## What is needed
Show every line in the entries below where the word "European" appears.

## Task material
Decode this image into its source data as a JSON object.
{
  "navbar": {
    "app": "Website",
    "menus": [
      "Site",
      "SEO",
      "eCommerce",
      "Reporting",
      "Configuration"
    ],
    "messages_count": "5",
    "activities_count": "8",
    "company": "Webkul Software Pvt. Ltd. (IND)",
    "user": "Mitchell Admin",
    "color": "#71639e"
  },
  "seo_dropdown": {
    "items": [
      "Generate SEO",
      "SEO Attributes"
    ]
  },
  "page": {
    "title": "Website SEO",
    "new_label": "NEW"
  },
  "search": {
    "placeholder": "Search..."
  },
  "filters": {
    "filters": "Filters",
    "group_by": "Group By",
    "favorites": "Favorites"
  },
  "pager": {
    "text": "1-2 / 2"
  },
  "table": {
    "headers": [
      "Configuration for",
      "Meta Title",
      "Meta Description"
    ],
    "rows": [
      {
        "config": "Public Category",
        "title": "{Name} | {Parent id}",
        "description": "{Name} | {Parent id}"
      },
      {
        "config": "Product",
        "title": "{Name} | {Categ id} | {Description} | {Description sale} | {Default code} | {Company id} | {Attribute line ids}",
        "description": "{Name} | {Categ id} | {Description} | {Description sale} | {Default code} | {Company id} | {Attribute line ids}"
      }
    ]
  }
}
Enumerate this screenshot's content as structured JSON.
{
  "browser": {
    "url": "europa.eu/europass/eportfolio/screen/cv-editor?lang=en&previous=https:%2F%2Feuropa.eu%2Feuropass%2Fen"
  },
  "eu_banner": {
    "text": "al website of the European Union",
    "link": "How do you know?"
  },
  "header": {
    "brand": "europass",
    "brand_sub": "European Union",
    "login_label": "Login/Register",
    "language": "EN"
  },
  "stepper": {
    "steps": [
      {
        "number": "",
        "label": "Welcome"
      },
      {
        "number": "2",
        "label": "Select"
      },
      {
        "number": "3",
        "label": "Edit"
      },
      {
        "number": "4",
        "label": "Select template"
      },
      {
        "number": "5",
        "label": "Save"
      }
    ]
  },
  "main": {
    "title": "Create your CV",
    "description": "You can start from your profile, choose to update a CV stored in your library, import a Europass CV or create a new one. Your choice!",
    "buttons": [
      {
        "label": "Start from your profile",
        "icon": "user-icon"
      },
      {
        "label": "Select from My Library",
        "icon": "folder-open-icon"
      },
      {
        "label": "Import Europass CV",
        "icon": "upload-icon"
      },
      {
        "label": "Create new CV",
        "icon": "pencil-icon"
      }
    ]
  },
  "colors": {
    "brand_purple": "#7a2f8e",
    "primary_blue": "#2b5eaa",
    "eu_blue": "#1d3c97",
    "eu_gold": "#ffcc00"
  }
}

## Problem solution
    "text": "al website of the European Union",
    "brand_sub": "European Union",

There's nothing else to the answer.